© GUARDIAN PHOTO BY MARY MACKAY
After six weeks in Guatemala, UPEI student Eliza MacLauchlan is now back in the swing of things at home and translating into English a Spanish research paper on volunteerism that she and a team of Guatemalan students compiled.
This summer was an up- close and personal study in Central American culture and language for UPEI student Eliza MacLauchlan of Charlottetown
From July 8 to Aug. 19, the fourth-year arts student and varsity field hockey player joined five other Canadian students and 13 Guatemalan students at the 66th International Seminar, the theme of which was the impact of volunteerism on sustainable development in Guatemala.
“I think one of the first bonding times I had with the Guatemalan students was them showing me bad words in Spanish and getting me to say them . . . ,” jokes MacLauchlan, who is the fifth student from UPEI to represent Canada at the seminar, which is supported by World University Service of Canada (WUSC) and managed by the Uniterra program.
Her interest in this specific volunteer experience was piqued when Doreley Coll, associate professor in UPEI’s Department of Modern Languages, introduced her to the culture of Central and South America.
She had also taken a couple of courses in Spanish so she was keen to practise and expand her new linguistic skills.
It turned out to be a learn-as-she-went affair.

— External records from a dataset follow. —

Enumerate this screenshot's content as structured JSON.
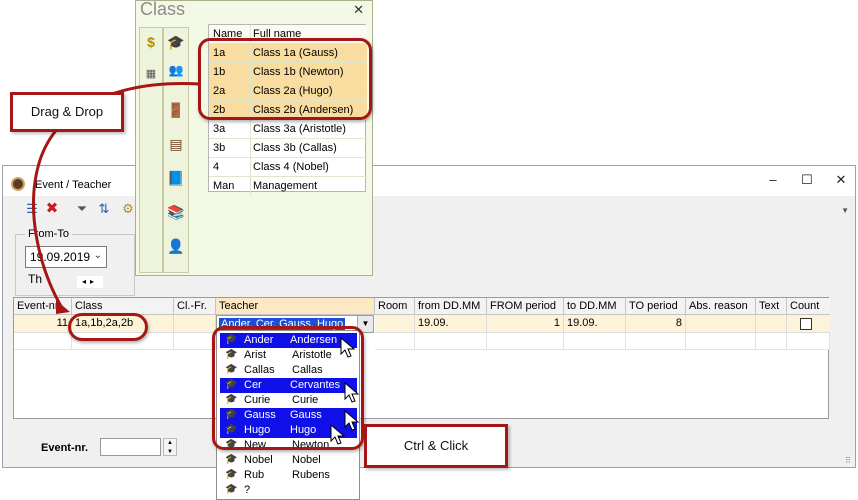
{
  "event_window": {
    "title": "Event / Teacher",
    "controls": {
      "minimize": "–",
      "maximize": "☐",
      "close": "✕"
    },
    "toolbar": [
      {
        "icon": "grid-list-icon",
        "glyph": "☰"
      },
      {
        "icon": "delete-icon",
        "glyph": "✖"
      },
      {
        "icon": "filter-icon",
        "glyph": "⏷"
      },
      {
        "icon": "sort-icon",
        "glyph": "⇅"
      },
      {
        "icon": "settings-icon",
        "glyph": "⚙"
      }
    ],
    "from_to": {
      "label": "From-To",
      "date": "19.09.2019",
      "day": "Th"
    },
    "grid": {
      "columns": [
        "Event-nr.",
        "Class",
        "Cl.-Fr.",
        "Teacher",
        "Room",
        "from DD.MM",
        "FROM period",
        "to DD.MM",
        "TO period",
        "Abs. reason",
        "Text",
        "Count"
      ],
      "row": {
        "event_nr": "11",
        "class": "1a,1b,2a,2b",
        "teacher": "Ander, Cer, Gauss, Hugo",
        "from": "19.09.",
        "from_period": "1",
        "to": "19.09.",
        "to_period": "8"
      }
    },
    "event_nr_label": "Event-nr."
  },
  "class_window": {
    "title": "Class",
    "columns": {
      "name": "Name",
      "full": "Full name"
    },
    "rows": [
      {
        "name": "1a",
        "full": "Class 1a (Gauss)",
        "selected": true
      },
      {
        "name": "1b",
        "full": "Class 1b (Newton)",
        "selected": true
      },
      {
        "name": "2a",
        "full": "Class 2a (Hugo)",
        "selected": true
      },
      {
        "name": "2b",
        "full": "Class 2b (Andersen)",
        "selected": true
      },
      {
        "name": "3a",
        "full": "Class 3a (Aristotle)",
        "selected": false
      },
      {
        "name": "3b",
        "full": "Class 3b (Callas)",
        "selected": false
      },
      {
        "name": "4",
        "full": "Class 4 (Nobel)",
        "selected": false
      },
      {
        "name": "Man",
        "full": "Management",
        "selected": false
      }
    ]
  },
  "teacher_list": [
    {
      "short": "Ander",
      "name": "Andersen",
      "selected": true
    },
    {
      "short": "Arist",
      "name": "Aristotle",
      "selected": false
    },
    {
      "short": "Callas",
      "name": "Callas",
      "selected": false
    },
    {
      "short": "Cer",
      "name": "Cervantes",
      "selected": true
    },
    {
      "short": "Curie",
      "name": "Curie",
      "selected": false
    },
    {
      "short": "Gauss",
      "name": "Gauss",
      "selected": true
    },
    {
      "short": "Hugo",
      "name": "Hugo",
      "selected": true
    },
    {
      "short": "New",
      "name": "Newton",
      "selected": false
    },
    {
      "short": "Nobel",
      "name": "Nobel",
      "selected": false
    },
    {
      "short": "Rub",
      "name": "Rubens",
      "selected": false
    },
    {
      "short": "?",
      "name": "",
      "selected": false
    }
  ],
  "callouts": {
    "drag_drop": "Drag & Drop",
    "ctrl_click": "Ctrl & Click"
  },
  "colors": {
    "accent_red": "#a61616",
    "selection_blue": "#1010e8",
    "class_highlight": "#f8dca0"
  }
}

“I had just come from Spain where I spoke a lot of English there and then going directly into Guatemala, where it was all Spanish, was very overwhelming,” she says.
“I definitely had a breakdown about two weeks in: ‘Why am I here? I can’t understand anyone. I can’t talk to anyone.’ But once people became accustomed to my level of Spanish and used their hands more when they spoke I got more comfortable. It ended up working itself out and by the end my Spanish was much better, too, so I could clearly speak more with people and understand them.”
MacLauchlan, the other four Canadians and all 13 of the Guatemalan students worked with two agencies that directly match volunteers with appropriate groups within the community, such as water purification or stray dog control organizations.
“So they’re almost like a go-between,” she says.
The students’ goal was to help generate new ideas for recruitment and develop the volunteer scene.
“We did surveys and interviews (for more than four weeks) and went to different workshops in the region we were in. We ended up putting a research paper together and then presented our findings to the groups we were working with.”
Because the regions they were in have an abundance of people under the age of 40, one of the student team’s recommendations was that the agencies tap into that potential volunteer pool.
“And also that they really need to advertise themselves better — just even having a sign on their door saying this is who we are
. . . , just putting themselves out there more. And also being more appreciative of the volunteers that they do have,” says MacLauchlan, who is currently working on translating the report into English.
Most of the financial costs for the 2013 International Seminar were covered by the Uniterra program, with support from the Canadian International Development Agency (CIDA).
However, participants still had to fundraise and contribute $3,500 towards the program for related costs.
For MacLauchlan, the best part of the international seminar was the chance to get to work with Guatemalan students.
“The similarities were that we were all interested in a volunteer experience such as that.
“The difference was that the Guatemalans were more likely to be part of the development issues (in their country) compared to us in Canada,” she says.
“Although we had very different lives, at the root of it we’re the same people . . . .”